Join Curt Frye for an in-depth discussion in this video Writing a value to a cell, part of Learning VBA in Excel (2010).
There are two main ways to show the user the results of a VBA procedure: displaying the result in a message box or writing the result to a cell range. I'll cover message boxes in another movie, but I'll show you how to write values to a cell range now. First, just give you an idea of what is going on in our worksheet here, I have a set of Sales data from here, and then I also have a cross table where I have the number of sets that an individual orders, the number of bottles in each one of those Sets. In this grid we'll display the total number of bottles in a set of varying sizes.
Now, let's take a look at the code that I'm using. If I just want to write a value to a cell, then I can use the Range Object's Value Property. So in this case, I have the strAddress = D6, and if I have the Range D6, I can assign the Value property, the string Commission. Now, before I run that, let's flip back here, pressing Alt+F11. You'll notice that I have an Excel table, with a cell in C6, that means if I add a cell to D6, it will be included in the table.
If you click here and type in data, Excel will include it in the table. So, let me show you what that looks like when I do it using my code. Inside the code module, press F5 and Alt+F11 to come back, and you can see that Excel added a Commission column to the table. Flip back to the code. Now, you notice that I used a variable to assign a value to the Range.Value property, and I also use a variable to assign the Address. Even though you can use a variable as the Range, you can't perform a calculation in the reference.
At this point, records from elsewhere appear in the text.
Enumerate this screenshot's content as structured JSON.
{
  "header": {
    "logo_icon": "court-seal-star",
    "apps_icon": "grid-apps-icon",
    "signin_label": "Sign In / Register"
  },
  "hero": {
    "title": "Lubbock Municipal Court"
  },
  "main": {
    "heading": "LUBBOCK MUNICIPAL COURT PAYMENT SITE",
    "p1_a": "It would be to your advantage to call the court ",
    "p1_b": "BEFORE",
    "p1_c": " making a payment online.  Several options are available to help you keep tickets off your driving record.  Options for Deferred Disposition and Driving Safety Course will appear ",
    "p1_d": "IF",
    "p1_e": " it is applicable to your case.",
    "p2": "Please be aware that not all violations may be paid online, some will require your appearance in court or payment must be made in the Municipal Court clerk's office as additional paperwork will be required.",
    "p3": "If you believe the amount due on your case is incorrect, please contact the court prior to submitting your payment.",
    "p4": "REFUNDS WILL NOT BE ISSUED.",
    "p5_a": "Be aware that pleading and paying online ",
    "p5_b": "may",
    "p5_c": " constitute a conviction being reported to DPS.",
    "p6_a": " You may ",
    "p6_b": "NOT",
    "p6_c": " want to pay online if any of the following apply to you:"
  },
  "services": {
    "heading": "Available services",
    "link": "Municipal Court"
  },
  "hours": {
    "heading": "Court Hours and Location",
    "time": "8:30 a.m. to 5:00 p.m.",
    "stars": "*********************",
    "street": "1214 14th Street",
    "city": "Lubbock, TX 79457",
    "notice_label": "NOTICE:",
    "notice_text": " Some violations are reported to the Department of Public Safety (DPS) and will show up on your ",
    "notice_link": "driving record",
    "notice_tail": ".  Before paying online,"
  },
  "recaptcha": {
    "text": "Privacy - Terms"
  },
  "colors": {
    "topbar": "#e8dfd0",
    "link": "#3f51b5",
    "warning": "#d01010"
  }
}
In other words, there's no way to write a version of Range D6 that performs the calculation Range D6 plus one row. Yes, you can use the Offset property, but that takes time, and it could be a bit clunky; instead, you can use the Cells. Value Property to write and read values. I do that here in this Cells command. The Cells command has two arguments: The first is the Row, and the second is the Column. Now remember that order is the opposite of what you do here when you're typing out an Address literally, for example, D6; in that case it's Column first and then Row, but for Cells, it's Row first and then Columns.
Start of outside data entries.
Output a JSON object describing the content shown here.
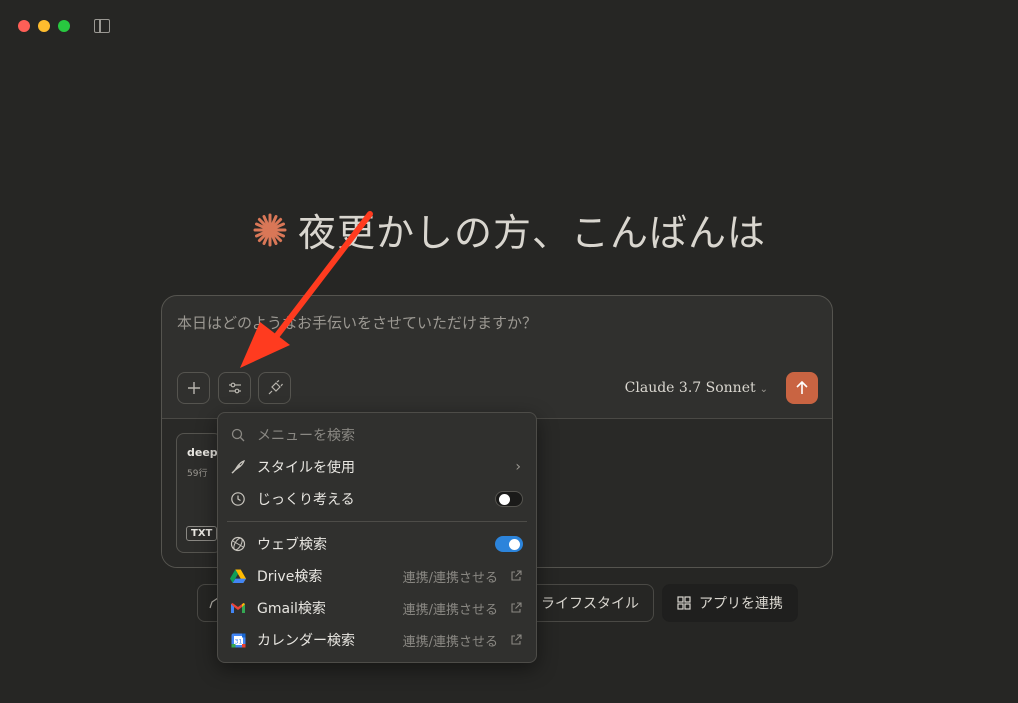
{
  "window": {
    "controls": [
      "close",
      "minimize",
      "maximize"
    ],
    "sidebar_icon": "sidebar-toggle-icon"
  },
  "greeting": {
    "text": "夜更かしの方、こんばんは",
    "icon": "claude-spark-icon",
    "accent_color": "#d97757"
  },
  "composer": {
    "placeholder": "本日はどのようなお手伝いをさせていただけますか？",
    "model": "Claude 3.7 Sonnet",
    "send_color": "#c96442",
    "attachment": {
      "name": "deep-",
      "lines": "59行",
      "type": "TXT"
    }
  },
  "suggestions": [
    {
      "label": "ライフスタイル",
      "icon": "coffee-icon"
    },
    {
      "label": "アプリを連携",
      "icon": "apps-grid-icon"
    }
  ],
  "menu": {
    "search_placeholder": "メニューを検索",
    "items": {
      "style": {
        "label": "スタイルを使用"
      },
      "extended_thinking": {
        "label": "じっくり考える",
        "enabled": false
      },
      "web_search": {
        "label": "ウェブ検索",
        "enabled": true
      },
      "drive": {
        "label": "Drive検索",
        "action": "連携/連携させる"
      },
      "gmail": {
        "label": "Gmail検索",
        "action": "連携/連携させる"
      },
      "calendar": {
        "label": "カレンダー検索",
        "action": "連携/連携させる"
      }
    },
    "toggle_on_color": "#2c84db"
  },
  "annotation": {
    "arrow_color": "#ff3b1f"
  }
}
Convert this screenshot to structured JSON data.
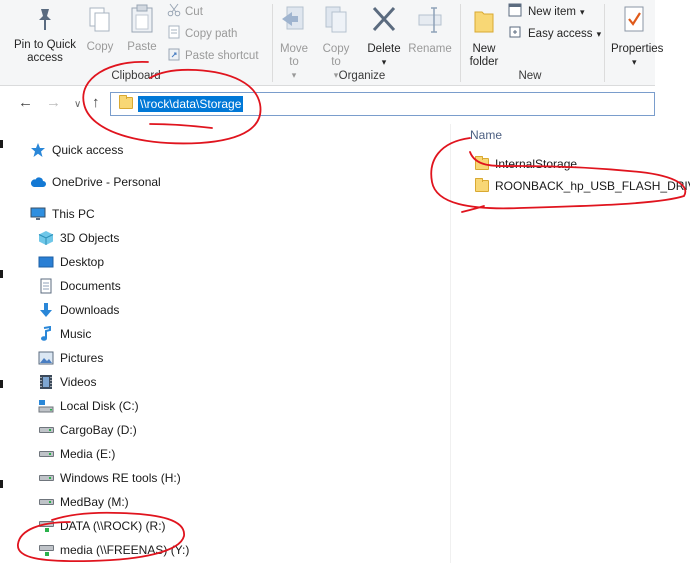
{
  "ribbon": {
    "clipboard": {
      "group_label": "Clipboard",
      "pin_label": "Pin to Quick access",
      "copy_label": "Copy",
      "paste_label": "Paste",
      "cut_label": "Cut",
      "copy_path_label": "Copy path",
      "paste_shortcut_label": "Paste shortcut"
    },
    "organize": {
      "group_label": "Organize",
      "move_to_label": "Move to",
      "copy_to_label": "Copy to",
      "delete_label": "Delete",
      "rename_label": "Rename"
    },
    "new": {
      "group_label": "New",
      "new_folder_label": "New folder",
      "new_item_label": "New item",
      "easy_access_label": "Easy access"
    },
    "open": {
      "properties_label": "Properties"
    }
  },
  "address": {
    "path": "\\\\rock\\data\\Storage"
  },
  "nav": {
    "quick_access": "Quick access",
    "onedrive": "OneDrive - Personal",
    "this_pc": "This PC",
    "items": [
      "3D Objects",
      "Desktop",
      "Documents",
      "Downloads",
      "Music",
      "Pictures",
      "Videos",
      "Local Disk (C:)",
      "CargoBay (D:)",
      "Media (E:)",
      "Windows RE tools (H:)",
      "MedBay (M:)",
      "DATA (\\\\ROCK) (R:)",
      "media (\\\\FREENAS) (Y:)"
    ]
  },
  "content": {
    "column_name": "Name",
    "files": [
      "InternalStorage",
      "ROONBACK_hp_USB_FLASH_DRIVE"
    ]
  },
  "colors": {
    "accent": "#0078d7",
    "annotation": "#e0141e"
  }
}
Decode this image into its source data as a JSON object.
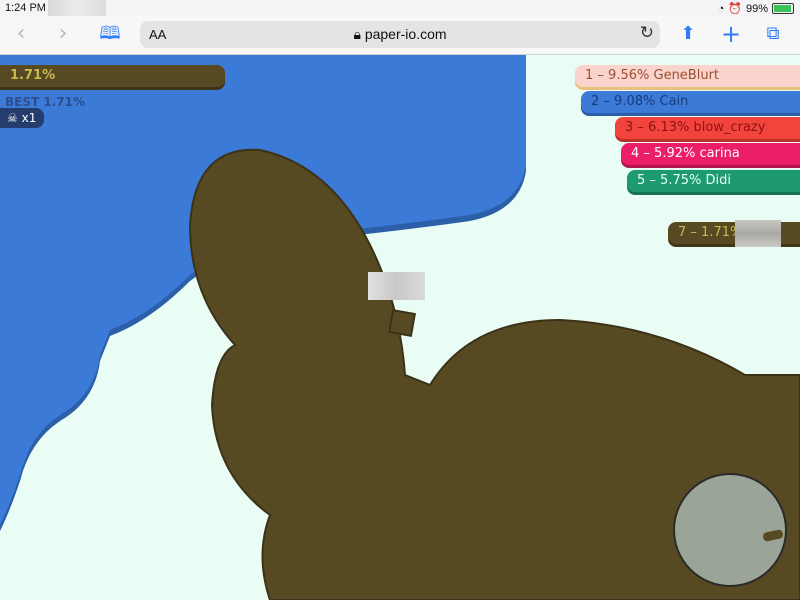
{
  "status_bar": {
    "time": "1:24 PM",
    "battery": "99%"
  },
  "toolbar": {
    "back_icon": "chevron-left-icon",
    "forward_icon": "chevron-right-icon",
    "bookmarks_icon": "open-book-icon",
    "reader_label": "AA",
    "url": "paper-io.com",
    "lock_icon": "lock-icon",
    "reload_icon": "reload-icon",
    "share_icon": "share-icon",
    "new_tab_icon": "plus-icon",
    "tabs_icon": "tabs-icon"
  },
  "hud": {
    "my_percent": "1.71%",
    "best_label": "BEST",
    "best_value": "1.71%",
    "kills": "x1",
    "kills_icon": "skull-icon"
  },
  "leaderboard": [
    {
      "rank": "1",
      "percent": "9.56%",
      "name": "GeneBlurt"
    },
    {
      "rank": "2",
      "percent": "9.08%",
      "name": "Cain"
    },
    {
      "rank": "3",
      "percent": "6.13%",
      "name": "blow_crazy"
    },
    {
      "rank": "4",
      "percent": "5.92%",
      "name": "carina"
    },
    {
      "rank": "5",
      "percent": "5.75%",
      "name": "Didi"
    },
    {
      "rank": "7",
      "percent": "1.71%",
      "name": ""
    }
  ],
  "colors": {
    "background": "#e9fdf5",
    "player": "#574a23",
    "blue_territory": "#3b7ad7",
    "green_territory": "#1d9a72",
    "minimap": "#9aa497"
  }
}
In the subroutine, to calculate the Row Number, I find the Row Number of the current Cell, that's the ActiveCell's Row property, and add it to this integer here, which is in the Counter. Say, for example, the ActiveCell were in Row Number 1 and I were counting here 1 through 7, the first time through the For Next loop, then the RowNo would be the RowNo of the ActiveCell, which is 1, plus 1, which is the value of the RowCounter variable at this point, so it would be RowNo 2. And the code would do the same thing for the Column; it would find the Column Number of the ActiveCell and add to that, the value in the Count variable here, the integer ColumnCounter.
When I run this code, it's going to create an array of values, and I have chosen, as my starting cell, Cell F5. So that means that the first value will go one cell to the right and one cell below F5. So in other words, it should end up in G6. So when I press F5 and press F11 to move back, you see that indeed F5 is the ActiveCell, and the Excel VBA code filled in the values in the interior of my grid. Writing values into an Excel Worksheet is fairly straightforward, but you should be on the lookout for opportunities to use the Cell's Objects Value Property, instead of more complex methods using other properties.
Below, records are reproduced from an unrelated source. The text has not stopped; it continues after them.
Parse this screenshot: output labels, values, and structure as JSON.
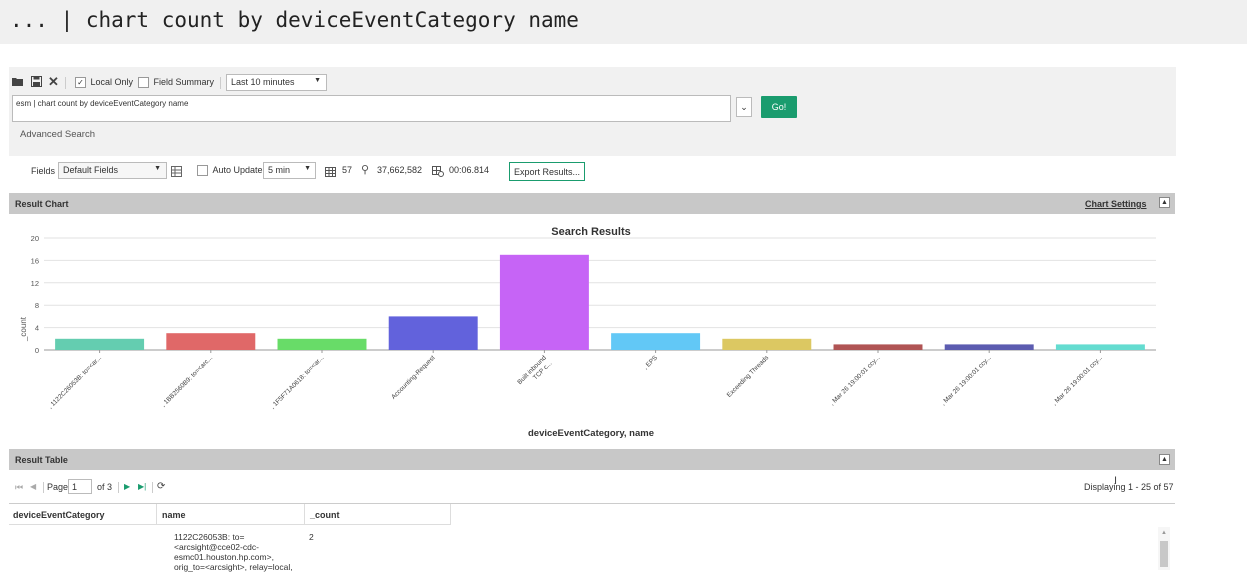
{
  "command_bar": {
    "text": "... | chart count by deviceEventCategory name"
  },
  "toolbar": {
    "local_only_label": "Local Only",
    "local_only_checked": true,
    "field_summary_label": "Field Summary",
    "field_summary_checked": false,
    "time_range": "Last 10 minutes"
  },
  "query": {
    "value": "esm | chart count by deviceEventCategory name",
    "go_label": "Go!",
    "advanced_label": "Advanced Search"
  },
  "fields_bar": {
    "fields_label": "Fields",
    "fields_value": "Default Fields",
    "auto_update_label": "Auto Update",
    "auto_update_interval": "5 min",
    "rows": "57",
    "events_scanned": "37,662,582",
    "elapsed": "00:06.814",
    "export_label": "Export Results..."
  },
  "result_chart": {
    "header": "Result Chart",
    "settings_label": "Chart Settings"
  },
  "chart_data": {
    "type": "bar",
    "title": "Search Results",
    "xlabel": "deviceEventCategory, name",
    "ylabel": "_count",
    "ylim": [
      0,
      20
    ],
    "yticks": [
      "0",
      "4",
      "8",
      "12",
      "16",
      "20"
    ],
    "categories": [
      ", 1122C26053B: to=<ar...",
      ", 1BB2560B9: to=<arc...",
      ", 1F5F71A0618: to=<ar...",
      "Accounting-Request",
      "Built inbound TCP c...",
      ", EPS",
      "Exceeding Threads",
      ", Mar 26 19:00:01 ccy...",
      ", Mar 26 19:00:01 ccy...",
      ", Mar 26 19:00:01 ccy..."
    ],
    "label_lines": [
      [
        ", 1122C26053B: to=<ar..."
      ],
      [
        ", 1BB2560B9: to=<arc..."
      ],
      [
        ", 1F5F71A0618: to=<ar..."
      ],
      [
        "Accounting-Request"
      ],
      [
        "Built inbound",
        "TCP c..."
      ],
      [
        ", EPS"
      ],
      [
        "Exceeding Threads"
      ],
      [
        ", Mar 26 19:00:01 ccy..."
      ],
      [
        ", Mar 26 19:00:01 ccy..."
      ],
      [
        ", Mar 26 19:00:01 ccy..."
      ]
    ],
    "values": [
      2,
      3,
      2,
      6,
      17,
      3,
      2,
      1,
      1,
      1
    ],
    "colors": [
      "#64cdb0",
      "#e06868",
      "#68dc68",
      "#6262dc",
      "#c664f6",
      "#62c8f6",
      "#dcc862",
      "#b05454",
      "#5c5cb0",
      "#64dcd0"
    ]
  },
  "result_table": {
    "header": "Result Table",
    "page_label": "Page",
    "page_value": "1",
    "of_label": "of 3",
    "displaying": "Displaying 1 - 25 of 57",
    "columns": [
      "deviceEventCategory",
      "name",
      "_count"
    ],
    "rows": [
      {
        "category": "",
        "name_lines": [
          "1122C26053B: to=",
          "<arcsight@cce02-cdc-",
          "esmc01.houston.hp.com>,",
          "orig_to=<arcsight>, relay=local,"
        ],
        "count": "2"
      }
    ]
  }
}
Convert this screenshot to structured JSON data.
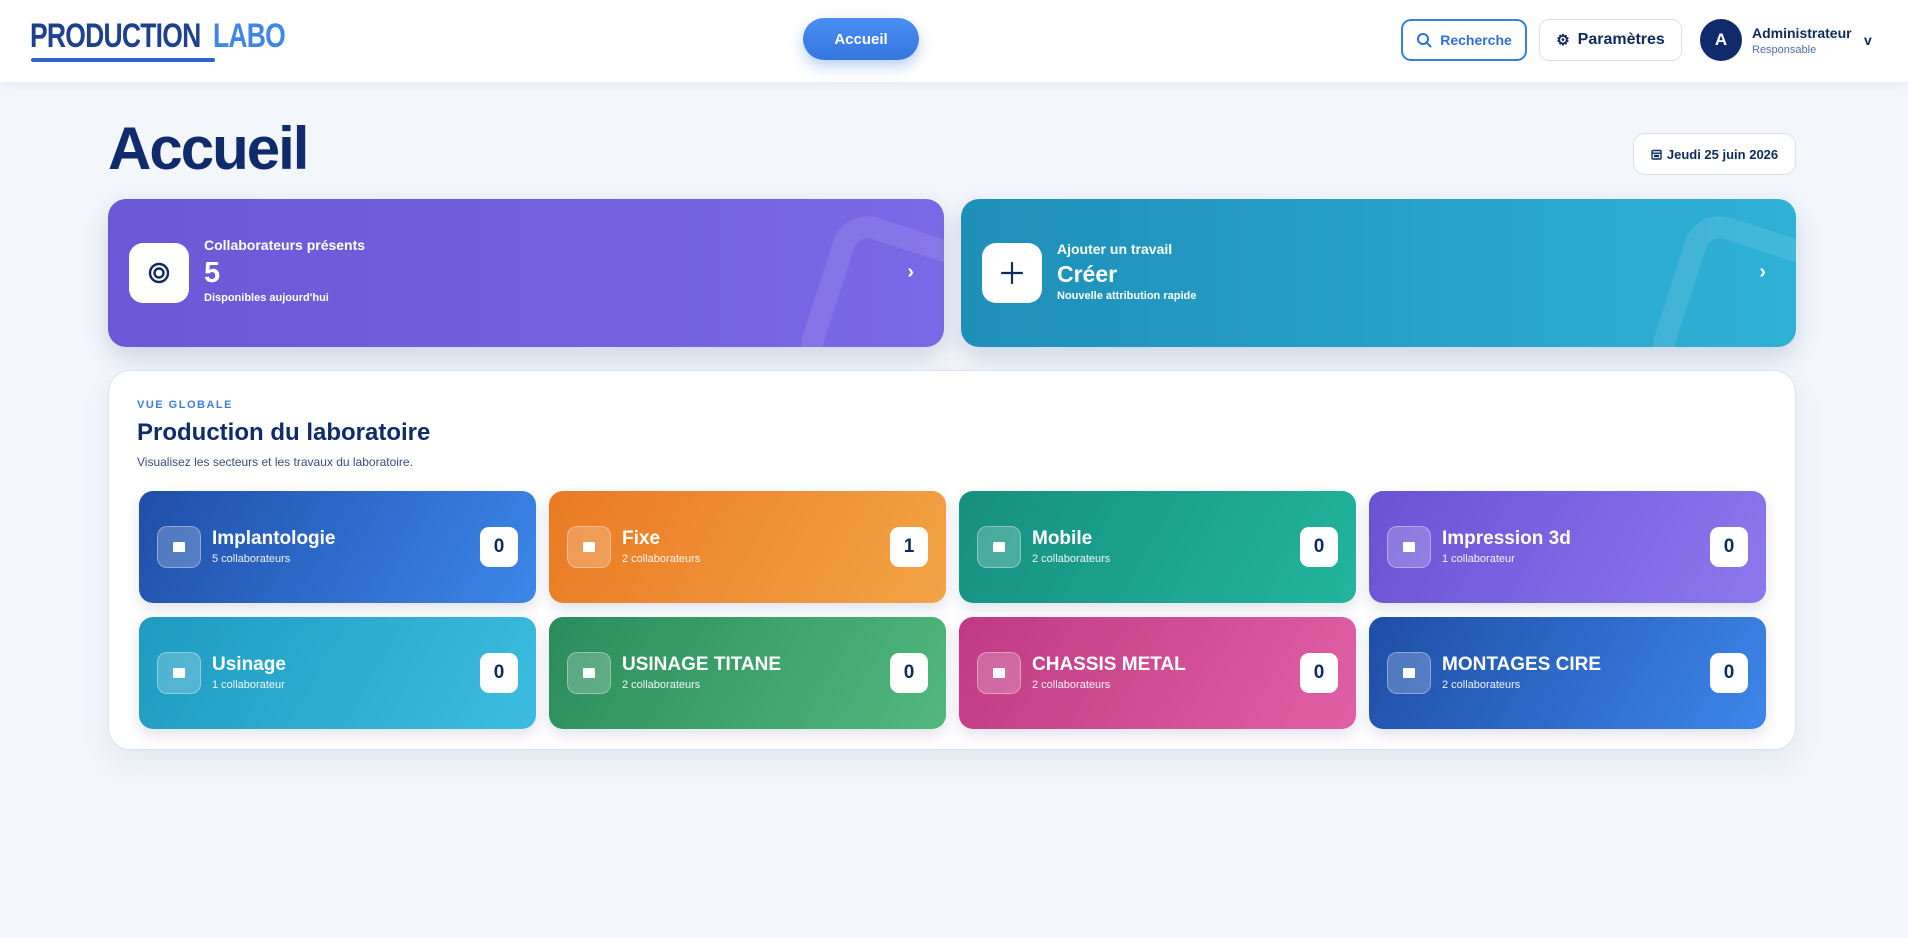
{
  "header": {
    "logo": {
      "word1": "PRODUCTION",
      "word2": "LABO"
    },
    "nav_home_label": "Accueil",
    "search_label": "Recherche",
    "settings_label": "Paramètres",
    "user": {
      "initial": "A",
      "name": "Administrateur",
      "role": "Responsable",
      "chevron": "v"
    }
  },
  "page": {
    "title": "Accueil",
    "date": "Jeudi 25 juin 2026"
  },
  "cards": {
    "collaborators": {
      "label": "Collaborateurs présents",
      "value": "5",
      "sub": "Disponibles aujourd'hui",
      "icon": "target-icon",
      "color_from": "#6c57d6",
      "color_to": "#7b68e6"
    },
    "create": {
      "label": "Ajouter un travail",
      "value": "Créer",
      "sub": "Nouvelle attribution rapide",
      "icon": "plus-icon",
      "color_from": "#1e8fb8",
      "color_to": "#2fb1d6"
    }
  },
  "production": {
    "eyebrow": "VUE GLOBALE",
    "title": "Production du laboratoire",
    "description": "Visualisez les secteurs et les travaux du laboratoire.",
    "sectors": [
      {
        "name": "Implantologie",
        "collaborators": "5 collaborateurs",
        "count": "0",
        "color_from": "#1f4fa8",
        "color_to": "#3d86ea"
      },
      {
        "name": "Fixe",
        "collaborators": "2 collaborateurs",
        "count": "1",
        "color_from": "#ea7a24",
        "color_to": "#f2a445"
      },
      {
        "name": "Mobile",
        "collaborators": "2 collaborateurs",
        "count": "0",
        "color_from": "#168f80",
        "color_to": "#22b59d"
      },
      {
        "name": "Impression 3d",
        "collaborators": "1 collaborateur",
        "count": "0",
        "color_from": "#6a52d4",
        "color_to": "#8e78ee"
      },
      {
        "name": "Usinage",
        "collaborators": "1 collaborateur",
        "count": "0",
        "color_from": "#1f9ac0",
        "color_to": "#3cbde0"
      },
      {
        "name": "USINAGE TITANE",
        "collaborators": "2 collaborateurs",
        "count": "0",
        "color_from": "#2a8c5c",
        "color_to": "#52b87c"
      },
      {
        "name": "CHASSIS METAL",
        "collaborators": "2 collaborateurs",
        "count": "0",
        "color_from": "#bf3a82",
        "color_to": "#e060a6"
      },
      {
        "name": "MONTAGES CIRE",
        "collaborators": "2 collaborateurs",
        "count": "0",
        "color_from": "#1e4ea6",
        "color_to": "#3d86ea"
      }
    ]
  }
}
- Working in the Visual Basic Editor
- Adding code to a macro
- Creating, exporting, and deleting code modules
- Declaring and using variables
- Managing variable scope
- Defining arrays
- Managing workbooks and worksheets with VBA
- Repeating tasks with loops
- Debugging VBA code
- Cutting, copying, and pasting cell data
- Running and triggering event procedures